The Audi RS 5′s the emotional car in the Audi A5 range, according to the morning preso, and it’s holding true. The V-8 rips to life, even snarkier than the old S5′s eight and way more vocal. Building up speed comes quickly: there’s still some body roll even with the RS 5 tightened down into its most aggressive setup, but it moves with predictable footwork. You get confident quickly, and the grip on the wheel gets less white-knuckled, more sensitive–more open to a light touch. It’s all understeer, almost all the time, until the RS 5 takes a set into a corner. Then your right foot can make the call.
As little as it has in common with those other trailblazers, the 2013 Audi RS5 keeps its distance from the Audi A5 and Audi S5, too. It only shares its hood, roof, and doors with those coupes–everything else is new, though Walter d’Silva’s subtly erotic shape is in full effect. The telling details are specific, not brash: 19-inch wheels (or 20-inchers as an option), LED detailing front and rear, an active rear spoiler that deploys at 50 mph and above, and oval exhaust tips, so you know exactly what’s just blown you off.
The 2013 Audi RS5′s also the last of this genre of Audis to carry a V-8 engine, at least in the current generation. The Audi RS 5′s crisp exhaust bark issues from a 4.2-liter V-8 with its roots in the R8 semi-exotic and its V-10 (not the older V-8). Noisy and excitable off idle, the V-8 hits a torque wave at 4000 rpm, climbing through 6000 rpm on the way to an 8250-rpm redline, and through stratospheric numbers that still fall shy of those generated by the awesome supercharged eight in the Caddy CTS-V. The Audi rumbles with 450 horsepower and 317 pound-feet of torque–darting to 60 mph in about 4.5 seconds like it’s evading a summons, surging to a 174-mph top end you probably can hit in a state where triple-digit speeds don’t end in multi-year penalties. The S5 can’t rival those rivals; the RS 5 pulls up smartly along their flanks.
How it gets to speed is important, because the RS 5 abandons some of the pretense of lightness and simplicity that colors the other Teutonic and mock-tonic cars chasing the same money. The new Audi RS5 does it with a dual-clutch automatic and quattro all-wheel drive, with picture-perfect launches within reach thanks to launch control, shift paddles, and all that constantly redistributed traction. The quattro setup here’s tuned for 60 percent of the weight to distribute to the rear until it needs to move around–when a Torsen differential sends it on its way, 85 percent to the rear if needed, or 70 percent to the front, and torque vectoring balances power side to side between the rear wheels.
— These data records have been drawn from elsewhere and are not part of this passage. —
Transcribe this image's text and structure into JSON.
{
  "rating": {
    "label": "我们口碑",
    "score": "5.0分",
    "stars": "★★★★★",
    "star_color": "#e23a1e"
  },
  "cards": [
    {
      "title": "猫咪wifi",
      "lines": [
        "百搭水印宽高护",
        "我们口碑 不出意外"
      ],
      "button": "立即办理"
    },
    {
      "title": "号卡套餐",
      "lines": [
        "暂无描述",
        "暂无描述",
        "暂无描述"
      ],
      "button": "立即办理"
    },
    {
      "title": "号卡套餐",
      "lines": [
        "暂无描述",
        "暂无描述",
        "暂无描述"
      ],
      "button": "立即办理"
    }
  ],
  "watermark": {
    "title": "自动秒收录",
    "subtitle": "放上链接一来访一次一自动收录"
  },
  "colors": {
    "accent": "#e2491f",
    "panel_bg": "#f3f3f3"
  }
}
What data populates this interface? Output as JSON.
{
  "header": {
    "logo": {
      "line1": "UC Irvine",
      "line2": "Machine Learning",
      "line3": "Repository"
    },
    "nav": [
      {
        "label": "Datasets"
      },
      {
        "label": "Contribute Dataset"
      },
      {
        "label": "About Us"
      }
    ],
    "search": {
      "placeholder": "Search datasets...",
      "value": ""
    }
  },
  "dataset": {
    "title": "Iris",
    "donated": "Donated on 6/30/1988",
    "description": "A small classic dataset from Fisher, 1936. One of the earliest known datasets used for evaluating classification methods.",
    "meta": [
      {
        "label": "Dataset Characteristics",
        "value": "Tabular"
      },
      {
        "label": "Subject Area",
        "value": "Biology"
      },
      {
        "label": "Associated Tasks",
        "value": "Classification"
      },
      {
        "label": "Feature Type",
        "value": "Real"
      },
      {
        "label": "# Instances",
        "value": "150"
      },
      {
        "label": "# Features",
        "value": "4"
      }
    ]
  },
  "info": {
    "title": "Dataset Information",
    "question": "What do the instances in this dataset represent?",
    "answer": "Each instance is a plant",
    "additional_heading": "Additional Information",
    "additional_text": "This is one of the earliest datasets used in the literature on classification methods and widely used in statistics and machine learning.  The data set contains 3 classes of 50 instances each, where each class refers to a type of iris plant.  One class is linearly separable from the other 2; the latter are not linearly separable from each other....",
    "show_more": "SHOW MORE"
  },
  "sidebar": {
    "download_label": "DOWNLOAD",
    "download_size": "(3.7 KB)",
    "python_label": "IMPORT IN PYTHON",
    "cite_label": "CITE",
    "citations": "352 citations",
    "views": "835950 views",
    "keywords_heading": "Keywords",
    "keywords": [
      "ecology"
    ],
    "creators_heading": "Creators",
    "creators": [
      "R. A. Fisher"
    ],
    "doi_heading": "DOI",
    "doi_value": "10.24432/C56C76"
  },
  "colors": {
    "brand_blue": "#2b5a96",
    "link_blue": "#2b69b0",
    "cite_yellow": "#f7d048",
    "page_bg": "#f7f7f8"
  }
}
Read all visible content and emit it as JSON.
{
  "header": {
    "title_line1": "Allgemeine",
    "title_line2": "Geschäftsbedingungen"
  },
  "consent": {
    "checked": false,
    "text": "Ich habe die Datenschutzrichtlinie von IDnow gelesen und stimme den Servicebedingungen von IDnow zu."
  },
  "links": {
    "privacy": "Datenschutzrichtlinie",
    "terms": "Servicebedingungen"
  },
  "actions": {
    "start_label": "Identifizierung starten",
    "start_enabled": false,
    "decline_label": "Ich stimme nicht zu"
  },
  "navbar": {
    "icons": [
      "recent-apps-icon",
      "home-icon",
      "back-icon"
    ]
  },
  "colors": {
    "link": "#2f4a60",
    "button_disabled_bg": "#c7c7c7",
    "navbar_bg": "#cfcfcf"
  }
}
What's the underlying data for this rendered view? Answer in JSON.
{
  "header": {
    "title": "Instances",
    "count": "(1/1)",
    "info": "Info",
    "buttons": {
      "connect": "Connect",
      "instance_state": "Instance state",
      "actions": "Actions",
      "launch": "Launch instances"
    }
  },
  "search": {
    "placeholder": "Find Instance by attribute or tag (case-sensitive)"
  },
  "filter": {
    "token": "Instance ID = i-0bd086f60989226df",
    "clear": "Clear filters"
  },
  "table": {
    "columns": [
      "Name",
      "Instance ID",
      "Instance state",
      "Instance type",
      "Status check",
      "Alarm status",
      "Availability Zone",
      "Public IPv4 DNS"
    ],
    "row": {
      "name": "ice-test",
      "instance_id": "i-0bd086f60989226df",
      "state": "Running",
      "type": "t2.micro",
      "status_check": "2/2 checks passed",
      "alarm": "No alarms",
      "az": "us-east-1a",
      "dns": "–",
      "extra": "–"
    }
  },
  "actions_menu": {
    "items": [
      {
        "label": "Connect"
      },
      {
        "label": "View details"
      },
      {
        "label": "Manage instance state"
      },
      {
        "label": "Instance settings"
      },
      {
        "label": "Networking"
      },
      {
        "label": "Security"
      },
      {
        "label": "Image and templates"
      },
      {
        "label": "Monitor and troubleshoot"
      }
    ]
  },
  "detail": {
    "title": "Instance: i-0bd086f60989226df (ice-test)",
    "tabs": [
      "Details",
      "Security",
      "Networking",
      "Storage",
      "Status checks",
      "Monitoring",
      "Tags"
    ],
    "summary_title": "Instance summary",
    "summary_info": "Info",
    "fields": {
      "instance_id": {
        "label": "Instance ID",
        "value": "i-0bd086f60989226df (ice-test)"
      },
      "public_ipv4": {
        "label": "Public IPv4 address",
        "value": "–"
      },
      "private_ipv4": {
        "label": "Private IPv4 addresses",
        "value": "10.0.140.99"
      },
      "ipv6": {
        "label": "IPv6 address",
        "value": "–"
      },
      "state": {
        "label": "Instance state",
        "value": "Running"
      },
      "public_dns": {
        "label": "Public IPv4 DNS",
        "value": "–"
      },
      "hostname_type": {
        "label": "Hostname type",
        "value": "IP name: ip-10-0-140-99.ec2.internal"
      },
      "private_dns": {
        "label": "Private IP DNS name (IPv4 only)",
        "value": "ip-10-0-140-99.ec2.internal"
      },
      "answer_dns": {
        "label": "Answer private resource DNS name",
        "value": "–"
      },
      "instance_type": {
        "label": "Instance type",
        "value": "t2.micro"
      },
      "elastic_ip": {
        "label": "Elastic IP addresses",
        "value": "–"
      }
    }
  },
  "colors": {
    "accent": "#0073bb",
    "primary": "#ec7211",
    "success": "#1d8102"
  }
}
All told, the $69,795 Audi RS5 can push $80,000. Audi says it’s the most fuel-efficient of its exclusive set, without a gas-guzzler penalty at 16/23 mpg, versus 14/20 mpg for the BMW M3, 12/17 mpg for the Mercedes C63 AMG, and 14/19 mpg for Cadillac’s CTS-V.